How is debt divided?
Texas is a community property state, which means that everything within the marriage is divided evenly. Just like assets are divided 50/50 among spouses in divorce, debts are also divided that way. All financial information from both spouses should be presented to determine whether the debt was equally incurred.
Certain types of debt are addressed differently. There is also the factor of whether one spouse incurred the debt prior to the marriage. In that situation, it would be that solely person’s responsibility.
Common types of marital debt
Credit card debt is a common type of marital debt. If divorcing spouses have a joint credit card, both are responsible for paying back debt on it regardless if one used it more.
If you are a cosigner on your spouse’s credit card account, your spouse would be the one responsible. However, if they can’t pay back the debt, it might become your responsibility if you keep your name on the account. You can only remove your name as a cosigner if your spouse agrees to it.
With car loan debt, you can refinance the loan as long as the lender approves. You also have the option of paying off the balance on the loan or selling the vehicle. The judge might order automatic payments made toward paying off the car loan.
The judge might decide that one spouse should be responsible for the mortgage if the couple has a home. This can be complex and might require the help of a professional. The divorcing couple might want to consider selling the home if paying the mortgage is a challenge and both spouses are named on it.
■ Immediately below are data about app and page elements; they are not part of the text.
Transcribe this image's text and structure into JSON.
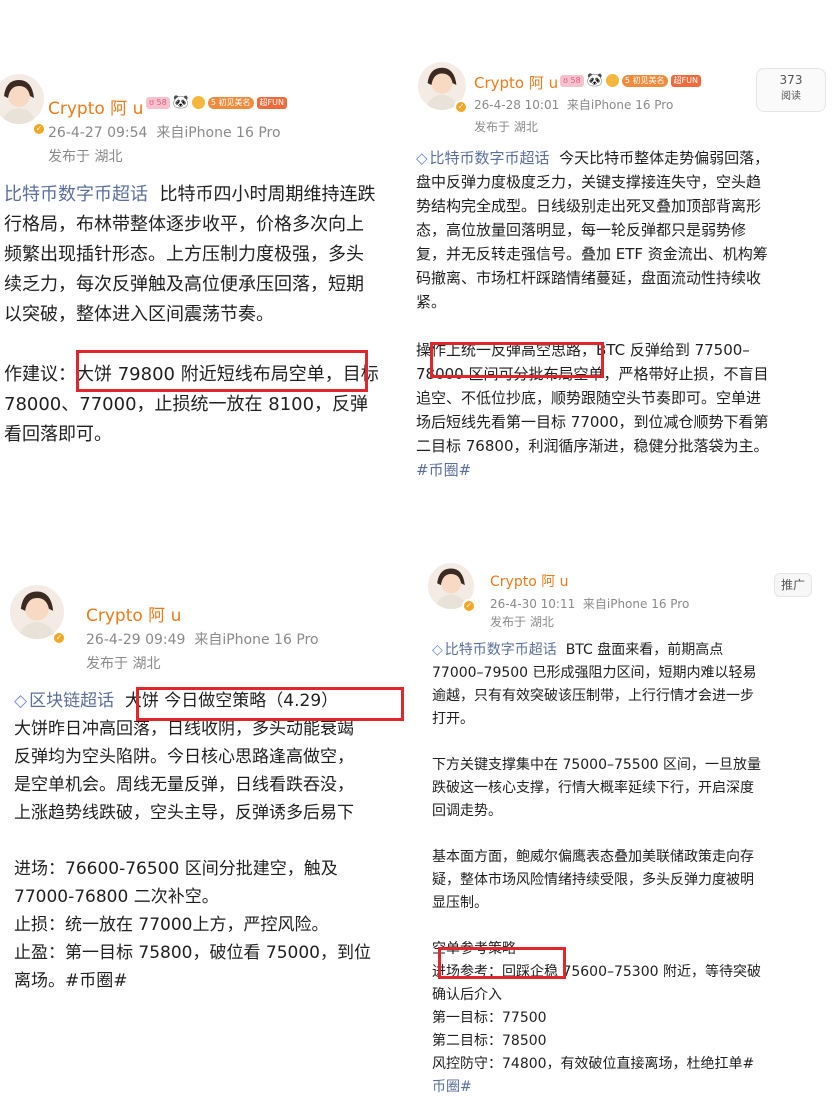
{
  "user": {
    "name": "Crypto 阿 u",
    "badges": {
      "level": "5",
      "meet": "初见美名",
      "fun": "超FUN",
      "panda": "🐼"
    }
  },
  "posts": [
    {
      "time": "26-4-27 09:54",
      "device": "来自iPhone 16 Pro",
      "location": "发布于 湖北",
      "topic": "比特币数字币超话",
      "lines": [
        "比特币四小时周期维持连跌",
        "行格局，布林带整体逐步收平，价格多次向上",
        "频繁出现插针形态。上方压制力度极强，多头",
        "续乏力，每次反弹触及高位便承压回落，短期",
        "以突破，整体进入区间震荡节奏。",
        "",
        "作建议：大饼 79800 附近短线布局空单，目标",
        "78000、77000，止损统一放在 8100，反弹",
        "看回落即可。"
      ]
    },
    {
      "time": "26-4-28 10:01",
      "device": "来自iPhone 16 Pro",
      "location": "发布于 湖北",
      "views": "373",
      "views_label": "阅读",
      "topic": "比特币数字币超话",
      "lines": [
        "今天比特币整体走势偏弱回落，",
        "盘中反弹力度极度乏力，关键支撑接连失守，空头趋",
        "势结构完全成型。日线级别走出死叉叠加顶部背离形",
        "态，高位放量回落明显，每一轮反弹都只是弱势修",
        "复，并无反转走强信号。叠加 ETF 资金流出、机构筹",
        "码撤离、市场杠杆踩踏情绪蔓延，盘面流动性持续收",
        "紧。",
        "",
        "操作上统一反弹高空思路，BTC 反弹给到 77500–",
        "78000 区间可分批布局空单，严格带好止损，不盲目",
        "追空、不低位抄底，顺势跟随空头节奏即可。空单进",
        "场后短线先看第一目标 77000，到位减仓顺势下看第",
        "二目标 76800，利润循序渐进，稳健分批落袋为主。",
        "#币圈#"
      ]
    },
    {
      "time": "26-4-29 09:49",
      "device": "来自iPhone 16 Pro",
      "location": "发布于 湖北",
      "topic": "区块链超话",
      "lines": [
        "大饼 今日做空策略（4.29）",
        "大饼昨日冲高回落，日线收阴，多头动能衰竭",
        "反弹均为空头陷阱。今日核心思路逢高做空，",
        "是空单机会。周线无量反弹，日线看跌吞没，",
        "上涨趋势线跌破，空头主导，反弹诱多后易下",
        "",
        "进场：76600-76500 区间分批建空，触及",
        "77000-76800 二次补空。",
        "止损：统一放在 77000上方，严控风险。",
        "止盈：第一目标 75800，破位看 75000，到位",
        "离场。#币圈#"
      ]
    },
    {
      "time": "26-4-30 10:11",
      "device": "来自iPhone 16 Pro",
      "location": "发布于 湖北",
      "promo": "推广",
      "topic": "比特币数字币超话",
      "lines": [
        "BTC 盘面来看，前期高点",
        "77000–79500 已形成强阻力区间，短期内难以轻易",
        "逾越，只有有效突破该压制带，上行行情才会进一步",
        "打开。",
        "",
        "下方关键支撑集中在 75000–75500 区间，一旦放量",
        "跌破这一核心支撑，行情大概率延续下行，开启深度",
        "回调走势。",
        "",
        "基本面方面，鲍威尔偏鹰表态叠加美联储政策走向存",
        "疑，整体市场风险情绪持续受限，多头反弹力度被明",
        "显压制。",
        "",
        "空单参考策略",
        "进场参考：回踩企稳 75600–75300 附近，等待突破",
        "确认后介入",
        "第一目标：77500",
        "第二目标：78500",
        "风控防守：74800，有效破位直接离场，杜绝扛单#",
        "币圈#"
      ]
    }
  ],
  "colors": {
    "username": "#f07a1a",
    "link": "#5b6f9e",
    "highlight_box": "#e2262c",
    "meta": "#8a8a8a"
  }
}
Being smart and taking an inventory of all debts can help you during a divorce. The goal is to pay off as much debt as possible and avoid getting stuck with more than you should be responsible for.